  • Write the code
  • Run the jenkins - it fails
  • Go to the Script Approval page and approve the use of rawBuild
  • Run the jenkins - it fails
  • Go to the Script Approval page and approve the use of getCauses()
This is how revolutions begin. Little things like that make us take up arms against our oppressor. Just saying.

Jenkins2 errors: "No valid crumb was included in request "

After installing my Jenkins2 on Ubuntu 14.04, I got everything up and running, only to find jenkins.log filling up with error messages, to the tune of 60 per minute, 70,000 messages per day: 

Sep 21, 2017 9:27:21 AM doFilter
WARNING: Found invalid crumb ad97b73a2a6de7a04b11f45e3fe9bf8f. Will check remaining parameters for a valid one...
Sep 21, 2017 9:27:21 AM doFilter
WARNING: No valid crumb was included in request for /ajaxExecutors. Returning 403.

After a bit of Googling, the consensus was that this was connected to the Build Monitor Plugin, which I promptly uninstalled, but to no avail.
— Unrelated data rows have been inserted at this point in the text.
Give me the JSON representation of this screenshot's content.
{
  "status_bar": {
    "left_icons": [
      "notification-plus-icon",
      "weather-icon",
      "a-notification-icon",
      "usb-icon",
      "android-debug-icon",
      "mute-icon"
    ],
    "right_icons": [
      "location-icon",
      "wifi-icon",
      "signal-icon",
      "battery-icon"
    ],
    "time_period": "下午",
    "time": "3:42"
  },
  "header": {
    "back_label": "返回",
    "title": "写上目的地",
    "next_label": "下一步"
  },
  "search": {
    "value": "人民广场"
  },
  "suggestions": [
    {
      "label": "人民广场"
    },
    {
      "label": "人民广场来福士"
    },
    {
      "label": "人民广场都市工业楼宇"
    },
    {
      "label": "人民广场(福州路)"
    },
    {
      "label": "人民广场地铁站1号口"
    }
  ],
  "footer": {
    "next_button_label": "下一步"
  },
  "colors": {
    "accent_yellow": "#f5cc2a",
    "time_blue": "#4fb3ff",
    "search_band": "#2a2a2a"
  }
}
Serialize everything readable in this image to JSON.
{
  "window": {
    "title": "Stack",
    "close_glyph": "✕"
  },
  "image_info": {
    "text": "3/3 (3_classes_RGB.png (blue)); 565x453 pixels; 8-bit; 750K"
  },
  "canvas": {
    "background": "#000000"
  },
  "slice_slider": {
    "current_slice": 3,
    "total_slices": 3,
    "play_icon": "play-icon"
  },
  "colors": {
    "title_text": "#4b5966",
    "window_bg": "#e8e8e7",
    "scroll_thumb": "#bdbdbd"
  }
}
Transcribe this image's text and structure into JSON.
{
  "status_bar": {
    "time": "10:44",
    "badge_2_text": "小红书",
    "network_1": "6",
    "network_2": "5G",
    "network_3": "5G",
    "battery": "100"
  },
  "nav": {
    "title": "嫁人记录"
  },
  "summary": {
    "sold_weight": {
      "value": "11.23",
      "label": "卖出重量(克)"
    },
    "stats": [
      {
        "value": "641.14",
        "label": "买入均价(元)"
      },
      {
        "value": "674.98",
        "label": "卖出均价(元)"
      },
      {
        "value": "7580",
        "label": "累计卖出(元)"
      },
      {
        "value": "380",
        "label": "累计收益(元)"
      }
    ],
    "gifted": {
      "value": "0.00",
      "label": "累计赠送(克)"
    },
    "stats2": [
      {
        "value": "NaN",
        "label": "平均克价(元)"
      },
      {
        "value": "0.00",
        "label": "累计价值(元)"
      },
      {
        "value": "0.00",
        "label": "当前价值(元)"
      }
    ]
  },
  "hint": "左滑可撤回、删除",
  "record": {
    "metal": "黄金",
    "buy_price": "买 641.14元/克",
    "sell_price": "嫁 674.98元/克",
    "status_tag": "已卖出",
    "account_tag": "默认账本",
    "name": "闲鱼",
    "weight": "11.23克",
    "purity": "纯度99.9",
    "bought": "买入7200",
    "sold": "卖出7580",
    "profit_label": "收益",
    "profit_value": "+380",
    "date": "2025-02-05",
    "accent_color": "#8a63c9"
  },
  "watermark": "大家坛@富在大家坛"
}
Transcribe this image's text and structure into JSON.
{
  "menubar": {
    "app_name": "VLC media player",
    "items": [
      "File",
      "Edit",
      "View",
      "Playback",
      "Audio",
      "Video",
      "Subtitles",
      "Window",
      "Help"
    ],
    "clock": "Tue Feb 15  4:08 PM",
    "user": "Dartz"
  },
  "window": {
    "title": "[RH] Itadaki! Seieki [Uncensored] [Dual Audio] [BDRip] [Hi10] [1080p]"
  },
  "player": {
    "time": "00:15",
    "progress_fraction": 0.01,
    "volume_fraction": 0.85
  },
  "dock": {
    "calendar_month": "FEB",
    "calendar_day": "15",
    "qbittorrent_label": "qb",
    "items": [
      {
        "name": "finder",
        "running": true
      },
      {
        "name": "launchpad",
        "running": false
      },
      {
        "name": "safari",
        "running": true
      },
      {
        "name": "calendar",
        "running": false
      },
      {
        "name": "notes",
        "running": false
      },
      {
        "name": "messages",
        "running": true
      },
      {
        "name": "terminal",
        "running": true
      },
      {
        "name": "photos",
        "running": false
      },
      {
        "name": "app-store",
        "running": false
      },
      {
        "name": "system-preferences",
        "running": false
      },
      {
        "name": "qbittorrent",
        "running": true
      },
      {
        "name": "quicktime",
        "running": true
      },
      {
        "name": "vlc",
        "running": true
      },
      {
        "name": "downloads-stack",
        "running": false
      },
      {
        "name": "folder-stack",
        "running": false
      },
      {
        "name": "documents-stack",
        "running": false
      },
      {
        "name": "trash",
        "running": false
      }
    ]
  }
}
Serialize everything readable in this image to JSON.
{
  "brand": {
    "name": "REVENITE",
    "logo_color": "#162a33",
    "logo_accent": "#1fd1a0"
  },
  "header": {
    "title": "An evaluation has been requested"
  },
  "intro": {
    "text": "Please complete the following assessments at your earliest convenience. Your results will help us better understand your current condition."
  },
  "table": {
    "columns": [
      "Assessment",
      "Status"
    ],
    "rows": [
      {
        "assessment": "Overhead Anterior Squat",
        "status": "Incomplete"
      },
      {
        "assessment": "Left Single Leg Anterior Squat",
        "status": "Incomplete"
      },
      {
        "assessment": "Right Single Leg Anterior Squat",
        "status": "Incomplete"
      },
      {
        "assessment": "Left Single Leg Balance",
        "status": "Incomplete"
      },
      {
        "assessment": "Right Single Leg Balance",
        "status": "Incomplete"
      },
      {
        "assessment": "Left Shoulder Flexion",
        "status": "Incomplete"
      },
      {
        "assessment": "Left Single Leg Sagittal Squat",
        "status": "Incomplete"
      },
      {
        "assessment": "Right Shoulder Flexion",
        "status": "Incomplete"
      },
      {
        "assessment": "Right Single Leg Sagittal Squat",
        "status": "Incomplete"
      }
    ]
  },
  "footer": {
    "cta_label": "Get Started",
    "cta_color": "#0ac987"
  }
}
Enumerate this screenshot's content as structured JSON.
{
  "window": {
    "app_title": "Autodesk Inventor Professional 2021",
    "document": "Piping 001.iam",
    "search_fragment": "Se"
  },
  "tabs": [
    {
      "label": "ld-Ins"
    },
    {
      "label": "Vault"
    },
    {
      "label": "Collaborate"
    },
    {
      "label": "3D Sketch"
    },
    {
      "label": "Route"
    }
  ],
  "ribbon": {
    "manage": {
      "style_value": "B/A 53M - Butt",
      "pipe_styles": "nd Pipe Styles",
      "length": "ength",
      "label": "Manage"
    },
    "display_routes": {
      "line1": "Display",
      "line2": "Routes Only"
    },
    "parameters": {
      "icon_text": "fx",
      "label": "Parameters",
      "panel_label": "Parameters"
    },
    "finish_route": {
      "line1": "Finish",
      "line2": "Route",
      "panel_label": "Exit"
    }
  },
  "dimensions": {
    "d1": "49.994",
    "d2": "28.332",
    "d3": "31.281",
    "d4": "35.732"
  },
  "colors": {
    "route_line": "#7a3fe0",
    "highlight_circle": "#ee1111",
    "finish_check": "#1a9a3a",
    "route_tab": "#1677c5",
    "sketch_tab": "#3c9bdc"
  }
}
Digging a bit more, it looks like this is connected to the CSRF protection implemented in Jenkins2, but not found in Jenkins1. Once I disabled this, the logging stopped.

I'm not saying that this is the solution to the problem. I'm just saying that if you have this issue, can't fix it, then disabling CSRF protection will work.

To disable:

  1. Log in to Jenkins as an Administrator
  2. GOTO: Jenkins > Manage Jenkins > Configure Global Security and enable Prevent Cross Site Request Forgery exploits
  3. Uncheck this option

This is NOT a long term solution. This just stops the logging, until you can dig deeper and find the real source of the problem.

Elasticsearch plugin troubleshooting

Problem: Elasticsearch won't restart

After trying to start Elasticsearch, using
sudo service elasticsearch start
, it confirmed that it had started elasticsearch, but when I ran
sudo service elasticsearch status
all I got in response was:

* elasticsearch is not running 

Nothing more than that, which was goddammed annoying because I was busy trying to do real work (Reddit).

I found evidence of the cause in /var/log/elasticsearch/elasticsearch.log:

So it was a plugin. But what plugin?

I ran these commands to try and reinstall the licenses:

cd /usr/share/elasticsearch/bin
sudo ./plugin remove license
sudo ./plugin install license

After running that, I got a better error message:

ERROR: Plugin [watcher] is incompatible with Elasticsearch [2.4.6]. Was designed for version [2.4.4]

So it was the watcher plugin causing problems. Fixing it was easy enough though:

sudo ./plugin install watcher
sudo ./plugin install license

That's all it took. I restarted elasticsearch and I was on my way.

Jenkins2 on AWS - make a redirect from http to https

You think it would be simple to set up a http redirect on an AWS Marketplace setup for Jenkins2, but it isn't. As it turns out, the instructions from AWS itself are wrong, and so are the instructions from Bitnami!

Here is the redirect that will work. This should be valid for most apache setups on AWS, and then I will show you how to apply it to a Jenkins2 server.

Add this to your apache conf file:

RewriteEngine on
RewriteCond %{HTTP:X-Forwarded-Proto} ^http$
RewriteRule .* https://%{HTTP_HOST}%{REQUEST_URI} [R=301,L]

Then restart apache and you should have no problem after that.

To do this for Bitnami's implementation of Jenkins2 on AWS (this is the AWS Marketplace image), do the following:

  1. Add the above change to the top of: /opt/bitnami/apps/jenkins/conf/httpd-prefix.conf
  2. Restart apache:
    sudo /opt/bitnami/ restart apache